I’m impressed with how you balanced providing the necessary background medical details with the need to create accessible prose. You manage to convey real information—for example, your digressions on Mara’s anosognosia are really thought-provoking—yet the flow of knowledge doesn’t weigh down the story, nor does the medical terminology bog down the pacing.
Was this something you consciously worked on? Or worried about?
Timmer: Yes to both—I worked on this and worried about it. I realized, of course, that by presenting the HD info so it was nothing more than an “info dump,” I risked losing the reader. I also risked having any reader who stuck with the book simply forget everything after it ended—a long, detailed, dry recitation of facts does not assist in long-term memory. I wanted to keep the reader engaged, and I also wanted to present the information in a way that made it easy for readers to remember a lot of the facts about HD long after they had finished the book. This is one of the many benefits, I think, that legal training brings to fiction writing: for two decades, I have been working on the art of presenting complicated legal concepts in a way that people can understand and remember. I drew on my legal training on many occasions when I was writing Five Days Left, and this was certainly one of them.

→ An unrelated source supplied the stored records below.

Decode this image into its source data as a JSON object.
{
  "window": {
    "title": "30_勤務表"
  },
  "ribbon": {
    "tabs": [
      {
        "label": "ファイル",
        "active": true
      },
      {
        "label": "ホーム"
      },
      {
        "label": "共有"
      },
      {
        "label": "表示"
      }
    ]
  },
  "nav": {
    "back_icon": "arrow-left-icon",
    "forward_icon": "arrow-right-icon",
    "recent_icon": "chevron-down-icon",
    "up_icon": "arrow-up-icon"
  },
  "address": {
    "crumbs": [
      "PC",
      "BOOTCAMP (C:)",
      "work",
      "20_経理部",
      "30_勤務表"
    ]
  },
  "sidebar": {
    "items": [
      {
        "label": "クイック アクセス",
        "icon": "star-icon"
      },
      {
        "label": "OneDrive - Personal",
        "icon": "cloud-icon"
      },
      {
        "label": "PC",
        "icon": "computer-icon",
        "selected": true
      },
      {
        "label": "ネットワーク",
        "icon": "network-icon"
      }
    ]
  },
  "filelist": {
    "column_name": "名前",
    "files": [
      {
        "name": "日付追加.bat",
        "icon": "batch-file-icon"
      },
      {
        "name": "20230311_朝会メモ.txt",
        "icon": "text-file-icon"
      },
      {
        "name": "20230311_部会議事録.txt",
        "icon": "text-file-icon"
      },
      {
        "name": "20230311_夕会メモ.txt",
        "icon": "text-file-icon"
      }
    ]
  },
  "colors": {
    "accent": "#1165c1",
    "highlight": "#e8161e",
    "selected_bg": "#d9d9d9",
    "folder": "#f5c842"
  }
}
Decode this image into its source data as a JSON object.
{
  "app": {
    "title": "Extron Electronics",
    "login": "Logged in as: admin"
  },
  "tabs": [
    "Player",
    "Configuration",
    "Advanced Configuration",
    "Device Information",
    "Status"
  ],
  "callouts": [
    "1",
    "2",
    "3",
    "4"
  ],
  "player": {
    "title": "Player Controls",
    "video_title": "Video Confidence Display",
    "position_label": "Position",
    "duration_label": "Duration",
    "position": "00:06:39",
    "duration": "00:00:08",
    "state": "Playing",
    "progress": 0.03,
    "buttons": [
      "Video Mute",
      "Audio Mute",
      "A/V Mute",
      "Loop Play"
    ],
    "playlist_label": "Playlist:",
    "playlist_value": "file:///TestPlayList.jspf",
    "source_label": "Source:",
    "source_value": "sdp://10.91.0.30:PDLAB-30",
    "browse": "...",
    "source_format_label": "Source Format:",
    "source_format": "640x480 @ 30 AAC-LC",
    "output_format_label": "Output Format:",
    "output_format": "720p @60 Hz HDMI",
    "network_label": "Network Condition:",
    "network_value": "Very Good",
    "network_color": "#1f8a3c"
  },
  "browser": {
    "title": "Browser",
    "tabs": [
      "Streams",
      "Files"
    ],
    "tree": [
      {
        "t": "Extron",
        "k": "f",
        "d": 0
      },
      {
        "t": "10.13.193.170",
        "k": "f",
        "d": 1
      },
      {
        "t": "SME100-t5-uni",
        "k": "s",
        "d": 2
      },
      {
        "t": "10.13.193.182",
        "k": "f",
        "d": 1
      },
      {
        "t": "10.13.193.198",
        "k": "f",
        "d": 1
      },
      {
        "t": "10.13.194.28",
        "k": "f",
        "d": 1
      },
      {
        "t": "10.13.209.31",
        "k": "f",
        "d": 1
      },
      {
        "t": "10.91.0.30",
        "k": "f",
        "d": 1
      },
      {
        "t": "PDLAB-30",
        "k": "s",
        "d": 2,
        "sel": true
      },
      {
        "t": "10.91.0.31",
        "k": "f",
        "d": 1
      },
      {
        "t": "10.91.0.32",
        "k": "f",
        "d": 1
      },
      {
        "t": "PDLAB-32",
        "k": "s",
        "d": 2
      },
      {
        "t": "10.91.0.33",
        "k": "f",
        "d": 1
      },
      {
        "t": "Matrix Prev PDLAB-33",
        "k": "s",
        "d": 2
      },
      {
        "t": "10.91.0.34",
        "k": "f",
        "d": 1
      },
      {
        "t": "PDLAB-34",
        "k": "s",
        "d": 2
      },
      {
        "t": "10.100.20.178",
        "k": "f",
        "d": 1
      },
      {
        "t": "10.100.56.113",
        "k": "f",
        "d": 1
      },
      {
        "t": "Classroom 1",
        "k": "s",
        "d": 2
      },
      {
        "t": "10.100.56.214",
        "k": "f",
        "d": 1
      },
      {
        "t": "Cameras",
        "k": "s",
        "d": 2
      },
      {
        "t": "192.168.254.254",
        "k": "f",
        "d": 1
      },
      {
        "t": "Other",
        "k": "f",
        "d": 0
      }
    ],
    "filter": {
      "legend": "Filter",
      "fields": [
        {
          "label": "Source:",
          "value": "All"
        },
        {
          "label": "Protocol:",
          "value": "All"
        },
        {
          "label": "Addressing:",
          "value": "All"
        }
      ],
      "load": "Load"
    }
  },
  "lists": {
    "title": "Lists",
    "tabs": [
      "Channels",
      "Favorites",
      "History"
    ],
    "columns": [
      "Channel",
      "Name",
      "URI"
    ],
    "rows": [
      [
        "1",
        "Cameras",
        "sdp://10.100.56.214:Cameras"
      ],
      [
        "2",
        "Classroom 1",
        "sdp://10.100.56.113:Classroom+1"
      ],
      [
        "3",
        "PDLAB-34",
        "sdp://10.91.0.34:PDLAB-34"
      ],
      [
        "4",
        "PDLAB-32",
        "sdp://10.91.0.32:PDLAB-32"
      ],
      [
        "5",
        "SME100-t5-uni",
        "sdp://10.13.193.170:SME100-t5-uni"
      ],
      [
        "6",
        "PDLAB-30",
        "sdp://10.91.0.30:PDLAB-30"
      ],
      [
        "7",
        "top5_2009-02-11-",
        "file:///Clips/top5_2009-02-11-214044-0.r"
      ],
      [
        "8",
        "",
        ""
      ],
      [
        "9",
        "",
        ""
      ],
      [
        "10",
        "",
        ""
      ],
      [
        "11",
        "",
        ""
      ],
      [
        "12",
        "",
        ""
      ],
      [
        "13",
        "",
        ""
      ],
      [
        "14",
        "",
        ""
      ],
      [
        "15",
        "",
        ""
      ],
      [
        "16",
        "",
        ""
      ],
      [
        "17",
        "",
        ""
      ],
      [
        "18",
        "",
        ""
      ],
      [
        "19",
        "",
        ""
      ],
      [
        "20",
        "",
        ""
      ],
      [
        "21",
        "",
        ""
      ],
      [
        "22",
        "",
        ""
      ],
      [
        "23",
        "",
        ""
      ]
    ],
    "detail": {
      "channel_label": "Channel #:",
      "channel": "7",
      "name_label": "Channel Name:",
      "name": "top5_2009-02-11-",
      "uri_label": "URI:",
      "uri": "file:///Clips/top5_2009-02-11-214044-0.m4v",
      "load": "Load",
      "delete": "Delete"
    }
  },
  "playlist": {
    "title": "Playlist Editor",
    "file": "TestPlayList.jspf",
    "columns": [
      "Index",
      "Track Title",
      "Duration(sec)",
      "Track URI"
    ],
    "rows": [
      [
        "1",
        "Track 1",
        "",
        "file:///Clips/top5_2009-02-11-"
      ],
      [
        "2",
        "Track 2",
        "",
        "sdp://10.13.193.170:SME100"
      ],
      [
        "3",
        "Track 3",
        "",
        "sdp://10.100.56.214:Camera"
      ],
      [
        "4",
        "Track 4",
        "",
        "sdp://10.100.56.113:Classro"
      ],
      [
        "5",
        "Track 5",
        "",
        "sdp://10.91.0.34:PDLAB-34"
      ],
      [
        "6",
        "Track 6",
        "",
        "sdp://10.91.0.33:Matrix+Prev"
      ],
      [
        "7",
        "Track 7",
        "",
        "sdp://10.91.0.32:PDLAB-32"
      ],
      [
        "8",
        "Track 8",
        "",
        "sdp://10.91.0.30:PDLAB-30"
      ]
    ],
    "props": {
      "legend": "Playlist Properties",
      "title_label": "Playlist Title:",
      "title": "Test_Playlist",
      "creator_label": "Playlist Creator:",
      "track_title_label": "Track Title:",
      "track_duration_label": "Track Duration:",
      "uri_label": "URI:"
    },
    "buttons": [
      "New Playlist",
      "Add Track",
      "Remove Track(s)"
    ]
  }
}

Rumpus: What has been the reaction of the HD community to your novel?
Timmer: I have so far heard from people who work in the HD community and from people whose family members had HD, and the responses have been very positive. For me, that has meant everything.
Rumpus: In the weeks after Five Days Left’s release, a real-life right-to-die case involving a terminally ill patient has hit the news. I’m speaking, of course, about Brittany Maynard, the 29-year-old brain cancer sufferer who plans to end her life on November 1, 2014. What do you make of all the controversy surrounding her decision? In Five Days Left, Mara contemplates the same situation. In light of what Brittany Maynard is going through, is there anything you might have wished to add or change in Mara’s dilemma?
Timmer: I am heartbroken about the situation Brittany Maynard is in. I have posted on Twitter and Facebook that it’s my belief Brittany has the right to play the hand she’s been dealt, and that I wish everyone in her situation—facing what Bishop Gene Robinson calls a “medical death sentence”—had the option of doing that, rather than being forced by legislation to have their cards played for them.
While I was drafting Five Days Left, I read about similar cases—HD patients in Canada who had decided to take their own lives rather than waiting for HD to dictate their final ending. Like Brittany, the Canadians were able to discuss their decisions with their families because suicide isn’t criminalized in Canada (though physician assisted suicide is not expressly condoned there like it is in Oregon, so the Canadians and their families had to be careful in their execution of their decision).
Certainly, I was aware while drafting Mara’s story that because of the laws in Texas, she didn’t have the option of discussing her plans with family or friends or the people at the HD clinic where she was treated. I could have made this point in the book, by having Mara compare herself to someone dying in Oregon or Washington state or Canada. But I didn’t want the book to be political or preachy—that’s not my style. And it’s also not needed. Those of us who have read Mara’s story can easily make the connection between the two stories, and the fact that in the United States, geography dictates which people facing incurable, fatal diseases have control over their final ending and which people do not.